Paul Reading. ABC of Sleep Medicine (ABC Series). BMJ Books (2013)
It is normal to exhibit some movement even during deep sleep. Involuntary simple shifts of body position every 20 minutes or so reﬂect the commonest phenomenon. However, vigorous socalled hypnic jerks at the point of sleep onset are also common, particularly in young or sleep deprived subjects. Occasionally, such jerks occur in association with alarming sensory symptoms, such as ‘ﬂashes’ or ‘bangs’. The extreme variety of this generally benign phenomenon has been called ‘exploding head syndrome’ and can be a potent cause for sleep-onset insomnia.
During REM sleep, all voluntary movements except those involving the diaphragm and oculomotor muscles are actively inhibited by descending pathways from the brainstem to the motor neurones. However, minor intermittent (myoclonic) jerks of limbs or facial muscles are frequently seen. Arousals to full wakefulness from REM sleep are also very common, especially late in the night, usually in association with vivid dreams or even disturbing nightmares.
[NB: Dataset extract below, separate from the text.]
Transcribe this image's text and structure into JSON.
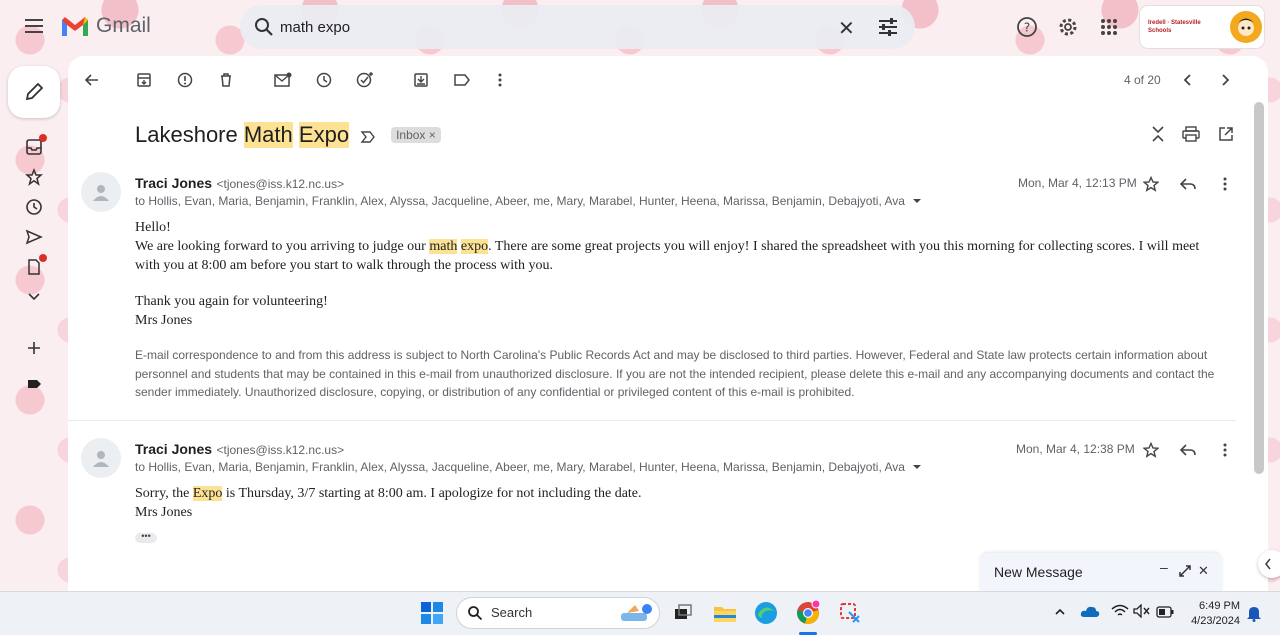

Leg movements resembling a slow withdrawal reﬂex may recur in bursts every 20 seconds or so during all stages of sleep. Such periodic limb movements (PLMs) may be observed in up to a third of the normal elderly population and are most often a benign epiphenomenon. However, if PLMs are particularly violent or observed in association with signiﬁcant restless legs syndrome, sleep may be disturbed. Drug therapy may be warranted, if only to improve the sleep quality of the bed partner.